**What is expected:**
Retype the data exactly, skipping any picture in it.

****

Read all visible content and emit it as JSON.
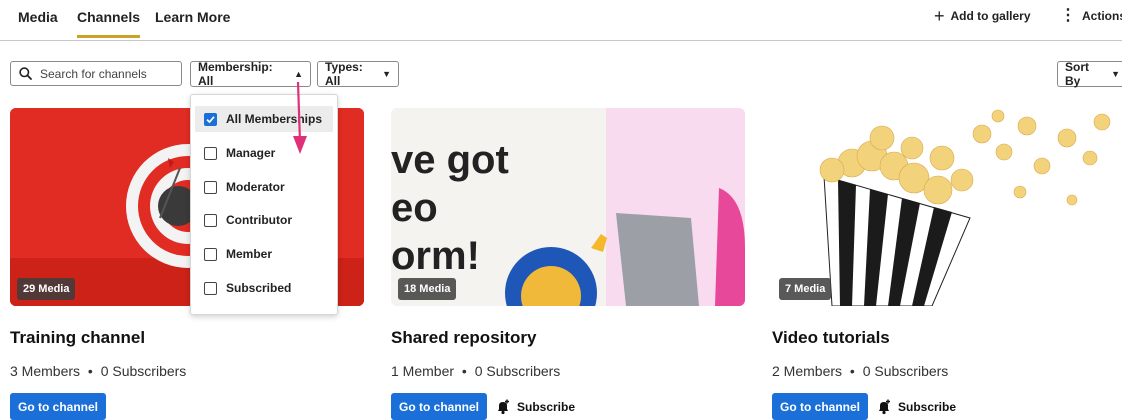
{
  "tabs": [
    {
      "label": "Media",
      "active": false
    },
    {
      "label": "Channels",
      "active": true
    },
    {
      "label": "Learn More",
      "active": false
    }
  ],
  "header_actions": {
    "add_to_gallery": "Add to gallery",
    "actions": "Actions"
  },
  "filters": {
    "search_placeholder": "Search for channels",
    "membership": "Membership: All",
    "types": "Types: All",
    "sort": "Sort By"
  },
  "membership_dropdown": {
    "options": [
      {
        "label": "All Memberships",
        "checked": true
      },
      {
        "label": "Manager",
        "checked": false
      },
      {
        "label": "Moderator",
        "checked": false
      },
      {
        "label": "Contributor",
        "checked": false
      },
      {
        "label": "Member",
        "checked": false
      },
      {
        "label": "Subscribed",
        "checked": false
      }
    ]
  },
  "channels": [
    {
      "title": "Training channel",
      "media_count": "29 Media",
      "members": "3 Members",
      "subscribers": "0 Subscribers",
      "go_label": "Go to channel",
      "subscribe_label": ""
    },
    {
      "title": "Shared repository",
      "media_count": "18 Media",
      "members": "1 Member",
      "subscribers": "0 Subscribers",
      "go_label": "Go to channel",
      "subscribe_label": "Subscribe",
      "thumb_text": [
        "ve got",
        "eo",
        "orm!"
      ]
    },
    {
      "title": "Video tutorials",
      "media_count": "7 Media",
      "members": "2 Members",
      "subscribers": "0 Subscribers",
      "go_label": "Go to channel",
      "subscribe_label": "Subscribe"
    }
  ],
  "separator": "•",
  "colors": {
    "accent": "#1a6fd8",
    "tab_underline": "#c9a227",
    "annotation_arrow": "#e0307a"
  }
}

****

**The completed task:**
Read all visible content and emit it as JSON.
{
  "tabs": [
    {
      "label": "Media",
      "active": false
    },
    {
      "label": "Channels",
      "active": true
    },
    {
      "label": "Learn More",
      "active": false
    }
  ],
  "header_actions": {
    "add_to_gallery": "Add to gallery",
    "actions": "Actions"
  },
  "filters": {
    "search_placeholder": "Search for channels",
    "membership": "Membership: All",
    "types": "Types: All",
    "sort": "Sort By"
  },
  "membership_dropdown": {
    "options": [
      {
        "label": "All Memberships",
        "checked": true
      },
      {
        "label": "Manager",
        "checked": false
      },
      {
        "label": "Moderator",
        "checked": false
      },
      {
        "label": "Contributor",
        "checked": false
      },
      {
        "label": "Member",
        "checked": false
      },
      {
        "label": "Subscribed",
        "checked": false
      }
    ]
  },
  "channels": [
    {
      "title": "Training channel",
      "media_count": "29 Media",
      "members": "3 Members",
      "subscribers": "0 Subscribers",
      "go_label": "Go to channel",
      "subscribe_label": ""
    },
    {
      "title": "Shared repository",
      "media_count": "18 Media",
      "members": "1 Member",
      "subscribers": "0 Subscribers",
      "go_label": "Go to channel",
      "subscribe_label": "Subscribe",
      "thumb_text": [
        "ve got",
        "eo",
        "orm!"
      ]
    },
    {
      "title": "Video tutorials",
      "media_count": "7 Media",
      "members": "2 Members",
      "subscribers": "0 Subscribers",
      "go_label": "Go to channel",
      "subscribe_label": "Subscribe"
    }
  ],
  "separator": "•",
  "colors": {
    "accent": "#1a6fd8",
    "tab_underline": "#c9a227",
    "annotation_arrow": "#e0307a"
  }
}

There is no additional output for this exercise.